Tessa Jowell has visited the centre
The centre in the Queen Mother Sports Centre, in Vauxhall Bridge, opened on Saturday to offer 24-hour care.
Dozens of family liaison officers have also been supporting relatives of the dead and critically ill.
And they are also to provide assistance to the relatives of foreign nationals who were victims of the attacks.
Those attending the centre are being asked to provide ID and those attending are asked not to bring more than three people with them.
Culture Secretary Tessa Jowell, who has been put in charge of providing government support for victims' families, visited the centre on its opening day.
"This is a centre for families.
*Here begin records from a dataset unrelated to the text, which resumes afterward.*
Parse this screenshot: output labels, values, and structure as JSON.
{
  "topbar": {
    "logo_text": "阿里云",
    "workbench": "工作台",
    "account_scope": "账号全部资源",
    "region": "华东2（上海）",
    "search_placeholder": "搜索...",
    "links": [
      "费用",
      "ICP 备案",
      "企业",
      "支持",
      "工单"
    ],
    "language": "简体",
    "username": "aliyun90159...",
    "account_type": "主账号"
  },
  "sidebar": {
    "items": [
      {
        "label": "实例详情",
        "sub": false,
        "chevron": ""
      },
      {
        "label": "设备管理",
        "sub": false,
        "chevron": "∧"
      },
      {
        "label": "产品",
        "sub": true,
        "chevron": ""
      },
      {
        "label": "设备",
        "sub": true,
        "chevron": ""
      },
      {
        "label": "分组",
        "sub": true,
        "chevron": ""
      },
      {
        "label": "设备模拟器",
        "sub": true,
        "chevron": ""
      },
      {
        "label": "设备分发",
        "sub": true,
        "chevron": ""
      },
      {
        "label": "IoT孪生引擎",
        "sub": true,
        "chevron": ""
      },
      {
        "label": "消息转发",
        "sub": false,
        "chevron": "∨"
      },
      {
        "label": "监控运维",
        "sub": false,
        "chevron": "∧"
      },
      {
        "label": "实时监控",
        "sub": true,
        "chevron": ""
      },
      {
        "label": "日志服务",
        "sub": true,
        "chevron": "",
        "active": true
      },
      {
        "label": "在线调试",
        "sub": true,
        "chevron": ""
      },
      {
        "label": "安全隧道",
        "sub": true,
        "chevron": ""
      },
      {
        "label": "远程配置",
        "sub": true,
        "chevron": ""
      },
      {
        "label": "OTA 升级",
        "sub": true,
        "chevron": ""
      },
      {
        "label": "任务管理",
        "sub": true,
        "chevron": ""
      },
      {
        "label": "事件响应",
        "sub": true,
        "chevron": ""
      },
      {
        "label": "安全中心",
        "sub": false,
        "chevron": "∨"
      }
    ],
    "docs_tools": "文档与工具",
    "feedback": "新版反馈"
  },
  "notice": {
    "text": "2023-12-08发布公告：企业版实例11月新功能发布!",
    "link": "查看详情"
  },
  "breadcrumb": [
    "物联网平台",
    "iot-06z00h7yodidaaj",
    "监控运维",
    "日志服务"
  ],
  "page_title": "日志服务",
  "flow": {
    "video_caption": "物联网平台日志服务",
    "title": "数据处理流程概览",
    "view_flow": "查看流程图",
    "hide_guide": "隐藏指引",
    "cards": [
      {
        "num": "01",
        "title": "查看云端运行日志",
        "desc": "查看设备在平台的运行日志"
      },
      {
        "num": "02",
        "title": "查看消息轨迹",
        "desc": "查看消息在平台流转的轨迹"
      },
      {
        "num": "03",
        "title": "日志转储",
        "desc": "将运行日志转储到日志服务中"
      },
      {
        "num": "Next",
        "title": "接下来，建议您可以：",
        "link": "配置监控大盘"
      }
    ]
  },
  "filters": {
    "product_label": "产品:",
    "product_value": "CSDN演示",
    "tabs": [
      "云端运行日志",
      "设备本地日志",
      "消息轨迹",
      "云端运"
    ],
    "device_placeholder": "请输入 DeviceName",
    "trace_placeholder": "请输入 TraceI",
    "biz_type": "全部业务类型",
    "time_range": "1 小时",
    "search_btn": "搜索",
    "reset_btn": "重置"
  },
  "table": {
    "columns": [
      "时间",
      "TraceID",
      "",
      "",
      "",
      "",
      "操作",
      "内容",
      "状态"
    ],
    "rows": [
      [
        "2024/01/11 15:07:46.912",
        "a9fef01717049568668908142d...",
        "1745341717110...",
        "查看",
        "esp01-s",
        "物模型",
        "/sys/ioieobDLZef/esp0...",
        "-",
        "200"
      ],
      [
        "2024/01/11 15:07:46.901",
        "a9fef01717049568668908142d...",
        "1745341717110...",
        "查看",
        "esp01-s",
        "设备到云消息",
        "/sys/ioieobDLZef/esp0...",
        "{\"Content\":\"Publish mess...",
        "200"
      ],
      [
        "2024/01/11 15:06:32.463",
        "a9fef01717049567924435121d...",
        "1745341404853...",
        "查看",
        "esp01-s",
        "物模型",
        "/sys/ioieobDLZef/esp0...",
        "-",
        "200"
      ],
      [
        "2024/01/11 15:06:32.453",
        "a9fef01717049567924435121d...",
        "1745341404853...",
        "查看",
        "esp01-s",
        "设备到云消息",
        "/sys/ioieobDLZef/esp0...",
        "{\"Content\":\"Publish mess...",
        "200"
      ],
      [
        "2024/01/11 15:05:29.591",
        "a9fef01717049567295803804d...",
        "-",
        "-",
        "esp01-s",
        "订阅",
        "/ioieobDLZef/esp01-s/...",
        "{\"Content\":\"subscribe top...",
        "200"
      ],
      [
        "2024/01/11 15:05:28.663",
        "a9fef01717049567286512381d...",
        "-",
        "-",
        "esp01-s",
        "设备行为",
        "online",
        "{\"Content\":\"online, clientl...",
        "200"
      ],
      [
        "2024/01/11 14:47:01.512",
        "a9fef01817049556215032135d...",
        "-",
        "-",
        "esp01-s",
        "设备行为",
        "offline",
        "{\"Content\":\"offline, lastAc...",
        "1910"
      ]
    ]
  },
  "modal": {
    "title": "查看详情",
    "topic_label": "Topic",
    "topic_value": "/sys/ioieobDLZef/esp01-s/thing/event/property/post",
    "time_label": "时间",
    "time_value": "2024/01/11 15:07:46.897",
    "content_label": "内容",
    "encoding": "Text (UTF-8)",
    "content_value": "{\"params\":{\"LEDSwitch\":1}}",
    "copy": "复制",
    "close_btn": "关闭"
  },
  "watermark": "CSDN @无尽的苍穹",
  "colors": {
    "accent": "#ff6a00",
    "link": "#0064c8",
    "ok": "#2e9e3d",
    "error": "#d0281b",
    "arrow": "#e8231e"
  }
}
It is intended as a sanctuary for families," she said.
"This is their safe place in order to come to talk, to get more information and just a place where they can be with other people who are going through the same personal nightmare as they are."
But she said the process of identification would take a long time, as police needed to make sure identifications were accurate.
"Everybody understands the agony these families are going through... there is no delay in this."
The centre is operated by Westminster Council with support from the Metropolitan Police.
Red Cross "be-frienders", members of the Salvation Army, social workers and representatives from the Women's Royal Voluntary Service and Victim Support are present at the centre.
People wanting to volunteer are asked not to visit the centre.
Witnesses are asked not to present themselves to the family reception centre, but instead call the anti-terrorist hotline on 0800 789 321.